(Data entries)
┄┄┄┄┄┄┄┄┄┄┄┄┄┄┄┄┄┄┄┄

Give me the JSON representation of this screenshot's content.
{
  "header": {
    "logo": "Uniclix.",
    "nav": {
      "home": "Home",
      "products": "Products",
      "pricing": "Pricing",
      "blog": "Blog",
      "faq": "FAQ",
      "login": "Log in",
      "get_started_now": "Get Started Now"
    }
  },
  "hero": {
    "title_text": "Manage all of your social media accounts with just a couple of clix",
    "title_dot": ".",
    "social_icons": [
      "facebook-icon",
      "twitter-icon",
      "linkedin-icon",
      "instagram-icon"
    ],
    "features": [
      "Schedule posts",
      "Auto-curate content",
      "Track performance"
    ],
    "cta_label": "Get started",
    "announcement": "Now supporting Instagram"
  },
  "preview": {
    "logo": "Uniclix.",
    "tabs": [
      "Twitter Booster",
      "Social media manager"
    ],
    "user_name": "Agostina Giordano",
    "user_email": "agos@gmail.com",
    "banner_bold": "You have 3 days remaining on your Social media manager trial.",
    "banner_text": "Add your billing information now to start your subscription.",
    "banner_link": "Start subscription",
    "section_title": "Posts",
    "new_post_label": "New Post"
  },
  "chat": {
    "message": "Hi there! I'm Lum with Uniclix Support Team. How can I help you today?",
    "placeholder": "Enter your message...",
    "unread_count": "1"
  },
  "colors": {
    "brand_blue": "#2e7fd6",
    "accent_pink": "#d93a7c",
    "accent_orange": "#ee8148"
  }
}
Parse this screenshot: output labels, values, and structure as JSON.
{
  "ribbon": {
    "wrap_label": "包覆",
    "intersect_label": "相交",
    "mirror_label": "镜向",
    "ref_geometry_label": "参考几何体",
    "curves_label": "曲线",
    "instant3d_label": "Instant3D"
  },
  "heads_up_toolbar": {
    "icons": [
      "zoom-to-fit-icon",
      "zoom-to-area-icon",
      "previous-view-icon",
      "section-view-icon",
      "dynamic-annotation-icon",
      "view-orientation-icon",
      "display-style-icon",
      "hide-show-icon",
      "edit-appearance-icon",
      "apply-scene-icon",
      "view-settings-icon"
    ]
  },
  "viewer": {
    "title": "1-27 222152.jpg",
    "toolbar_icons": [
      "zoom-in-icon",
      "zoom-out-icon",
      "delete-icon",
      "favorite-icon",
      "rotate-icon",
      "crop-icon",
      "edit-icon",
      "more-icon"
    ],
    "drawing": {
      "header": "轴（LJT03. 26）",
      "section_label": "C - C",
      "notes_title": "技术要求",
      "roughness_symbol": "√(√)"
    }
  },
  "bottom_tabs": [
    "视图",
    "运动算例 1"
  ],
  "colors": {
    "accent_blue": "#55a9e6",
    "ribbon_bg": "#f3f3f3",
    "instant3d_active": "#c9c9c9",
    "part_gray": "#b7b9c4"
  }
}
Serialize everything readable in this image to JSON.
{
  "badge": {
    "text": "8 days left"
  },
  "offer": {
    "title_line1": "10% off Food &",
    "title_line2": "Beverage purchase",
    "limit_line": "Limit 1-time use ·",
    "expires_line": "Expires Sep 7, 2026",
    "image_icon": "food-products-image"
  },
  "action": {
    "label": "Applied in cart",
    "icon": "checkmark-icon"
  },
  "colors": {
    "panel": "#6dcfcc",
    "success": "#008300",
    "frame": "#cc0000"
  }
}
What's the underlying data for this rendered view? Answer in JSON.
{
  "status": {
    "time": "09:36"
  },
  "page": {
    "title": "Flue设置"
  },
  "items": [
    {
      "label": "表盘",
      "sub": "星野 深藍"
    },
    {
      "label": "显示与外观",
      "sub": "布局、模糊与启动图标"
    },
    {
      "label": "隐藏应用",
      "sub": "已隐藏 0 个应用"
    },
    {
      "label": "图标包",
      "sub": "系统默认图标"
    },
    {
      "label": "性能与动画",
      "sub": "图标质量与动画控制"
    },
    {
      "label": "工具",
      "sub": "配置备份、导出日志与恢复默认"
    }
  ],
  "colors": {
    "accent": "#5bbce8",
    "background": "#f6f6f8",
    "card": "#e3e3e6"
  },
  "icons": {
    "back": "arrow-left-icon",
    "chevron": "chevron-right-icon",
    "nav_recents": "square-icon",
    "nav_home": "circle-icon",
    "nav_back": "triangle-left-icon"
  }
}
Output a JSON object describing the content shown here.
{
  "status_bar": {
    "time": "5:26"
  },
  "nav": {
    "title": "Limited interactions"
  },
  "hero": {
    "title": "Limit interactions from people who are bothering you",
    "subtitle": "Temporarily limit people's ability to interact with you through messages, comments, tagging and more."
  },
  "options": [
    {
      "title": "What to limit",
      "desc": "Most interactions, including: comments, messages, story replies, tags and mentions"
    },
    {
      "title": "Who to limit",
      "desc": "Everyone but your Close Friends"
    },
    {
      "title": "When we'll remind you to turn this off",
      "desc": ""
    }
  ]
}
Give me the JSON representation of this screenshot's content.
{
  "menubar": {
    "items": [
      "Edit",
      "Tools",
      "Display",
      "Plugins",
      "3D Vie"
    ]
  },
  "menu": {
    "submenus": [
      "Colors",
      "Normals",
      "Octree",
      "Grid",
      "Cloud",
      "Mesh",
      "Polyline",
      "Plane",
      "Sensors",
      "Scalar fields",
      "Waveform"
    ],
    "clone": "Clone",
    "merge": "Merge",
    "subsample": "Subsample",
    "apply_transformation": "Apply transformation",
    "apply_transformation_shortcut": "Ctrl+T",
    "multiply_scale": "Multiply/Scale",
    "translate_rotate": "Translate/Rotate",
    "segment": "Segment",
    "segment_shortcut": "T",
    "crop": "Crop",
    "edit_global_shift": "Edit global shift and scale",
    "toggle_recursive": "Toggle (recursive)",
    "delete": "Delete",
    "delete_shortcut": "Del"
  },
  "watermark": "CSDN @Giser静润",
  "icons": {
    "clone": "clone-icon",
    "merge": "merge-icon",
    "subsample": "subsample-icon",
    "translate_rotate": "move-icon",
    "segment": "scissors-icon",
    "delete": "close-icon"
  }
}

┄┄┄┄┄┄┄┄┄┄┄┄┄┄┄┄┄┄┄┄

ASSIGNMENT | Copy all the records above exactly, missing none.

WRITTEN ANSWER |
Give me the JSON representation of this screenshot's content.
{
  "header": {
    "logo": "Uniclix.",
    "nav": {
      "home": "Home",
      "products": "Products",
      "pricing": "Pricing",
      "blog": "Blog",
      "faq": "FAQ",
      "login": "Log in",
      "get_started_now": "Get Started Now"
    }
  },
  "hero": {
    "title_text": "Manage all of your social media accounts with just a couple of clix",
    "title_dot": ".",
    "social_icons": [
      "facebook-icon",
      "twitter-icon",
      "linkedin-icon",
      "instagram-icon"
    ],
    "features": [
      "Schedule posts",
      "Auto-curate content",
      "Track performance"
    ],
    "cta_label": "Get started",
    "announcement": "Now supporting Instagram"
  },
  "preview": {
    "logo": "Uniclix.",
    "tabs": [
      "Twitter Booster",
      "Social media manager"
    ],
    "user_name": "Agostina Giordano",
    "user_email": "agos@gmail.com",
    "banner_bold": "You have 3 days remaining on your Social media manager trial.",
    "banner_text": "Add your billing information now to start your subscription.",
    "banner_link": "Start subscription",
    "section_title": "Posts",
    "new_post_label": "New Post"
  },
  "chat": {
    "message": "Hi there! I'm Lum with Uniclix Support Team. How can I help you today?",
    "placeholder": "Enter your message...",
    "unread_count": "1"
  },
  "colors": {
    "brand_blue": "#2e7fd6",
    "accent_pink": "#d93a7c",
    "accent_orange": "#ee8148"
  }
}
Parse this screenshot: output labels, values, and structure as JSON.
{
  "ribbon": {
    "wrap_label": "包覆",
    "intersect_label": "相交",
    "mirror_label": "镜向",
    "ref_geometry_label": "参考几何体",
    "curves_label": "曲线",
    "instant3d_label": "Instant3D"
  },
  "heads_up_toolbar": {
    "icons": [
      "zoom-to-fit-icon",
      "zoom-to-area-icon",
      "previous-view-icon",
      "section-view-icon",
      "dynamic-annotation-icon",
      "view-orientation-icon",
      "display-style-icon",
      "hide-show-icon",
      "edit-appearance-icon",
      "apply-scene-icon",
      "view-settings-icon"
    ]
  },
  "viewer": {
    "title": "1-27 222152.jpg",
    "toolbar_icons": [
      "zoom-in-icon",
      "zoom-out-icon",
      "delete-icon",
      "favorite-icon",
      "rotate-icon",
      "crop-icon",
      "edit-icon",
      "more-icon"
    ],
    "drawing": {
      "header": "轴（LJT03. 26）",
      "section_label": "C - C",
      "notes_title": "技术要求",
      "roughness_symbol": "√(√)"
    }
  },
  "bottom_tabs": [
    "视图",
    "运动算例 1"
  ],
  "colors": {
    "accent_blue": "#55a9e6",
    "ribbon_bg": "#f3f3f3",
    "instant3d_active": "#c9c9c9",
    "part_gray": "#b7b9c4"
  }
}
Serialize everything readable in this image to JSON.
{
  "badge": {
    "text": "8 days left"
  },
  "offer": {
    "title_line1": "10% off Food &",
    "title_line2": "Beverage purchase",
    "limit_line": "Limit 1-time use ·",
    "expires_line": "Expires Sep 7, 2026",
    "image_icon": "food-products-image"
  },
  "action": {
    "label": "Applied in cart",
    "icon": "checkmark-icon"
  },
  "colors": {
    "panel": "#6dcfcc",
    "success": "#008300",
    "frame": "#cc0000"
  }
}
What's the underlying data for this rendered view? Answer in JSON.
{
  "status": {
    "time": "09:36"
  },
  "page": {
    "title": "Flue设置"
  },
  "items": [
    {
      "label": "表盘",
      "sub": "星野 深藍"
    },
    {
      "label": "显示与外观",
      "sub": "布局、模糊与启动图标"
    },
    {
      "label": "隐藏应用",
      "sub": "已隐藏 0 个应用"
    },
    {
      "label": "图标包",
      "sub": "系统默认图标"
    },
    {
      "label": "性能与动画",
      "sub": "图标质量与动画控制"
    },
    {
      "label": "工具",
      "sub": "配置备份、导出日志与恢复默认"
    }
  ],
  "colors": {
    "accent": "#5bbce8",
    "background": "#f6f6f8",
    "card": "#e3e3e6"
  },
  "icons": {
    "back": "arrow-left-icon",
    "chevron": "chevron-right-icon",
    "nav_recents": "square-icon",
    "nav_home": "circle-icon",
    "nav_back": "triangle-left-icon"
  }
}
Output a JSON object describing the content shown here.
{
  "status_bar": {
    "time": "5:26"
  },
  "nav": {
    "title": "Limited interactions"
  },
  "hero": {
    "title": "Limit interactions from people who are bothering you",
    "subtitle": "Temporarily limit people's ability to interact with you through messages, comments, tagging and more."
  },
  "options": [
    {
      "title": "What to limit",
      "desc": "Most interactions, including: comments, messages, story replies, tags and mentions"
    },
    {
      "title": "Who to limit",
      "desc": "Everyone but your Close Friends"
    },
    {
      "title": "When we'll remind you to turn this off",
      "desc": ""
    }
  ]
}
Give me the JSON representation of this screenshot's content.
{
  "menubar": {
    "items": [
      "Edit",
      "Tools",
      "Display",
      "Plugins",
      "3D Vie"
    ]
  },
  "menu": {
    "submenus": [
      "Colors",
      "Normals",
      "Octree",
      "Grid",
      "Cloud",
      "Mesh",
      "Polyline",
      "Plane",
      "Sensors",
      "Scalar fields",
      "Waveform"
    ],
    "clone": "Clone",
    "merge": "Merge",
    "subsample": "Subsample",
    "apply_transformation": "Apply transformation",
    "apply_transformation_shortcut": "Ctrl+T",
    "multiply_scale": "Multiply/Scale",
    "translate_rotate": "Translate/Rotate",
    "segment": "Segment",
    "segment_shortcut": "T",
    "crop": "Crop",
    "edit_global_shift": "Edit global shift and scale",
    "toggle_recursive": "Toggle (recursive)",
    "delete": "Delete",
    "delete_shortcut": "Del"
  },
  "watermark": "CSDN @Giser静润",
  "icons": {
    "clone": "clone-icon",
    "merge": "merge-icon",
    "subsample": "subsample-icon",
    "translate_rotate": "move-icon",
    "segment": "scissors-icon",
    "delete": "close-icon"
  }
}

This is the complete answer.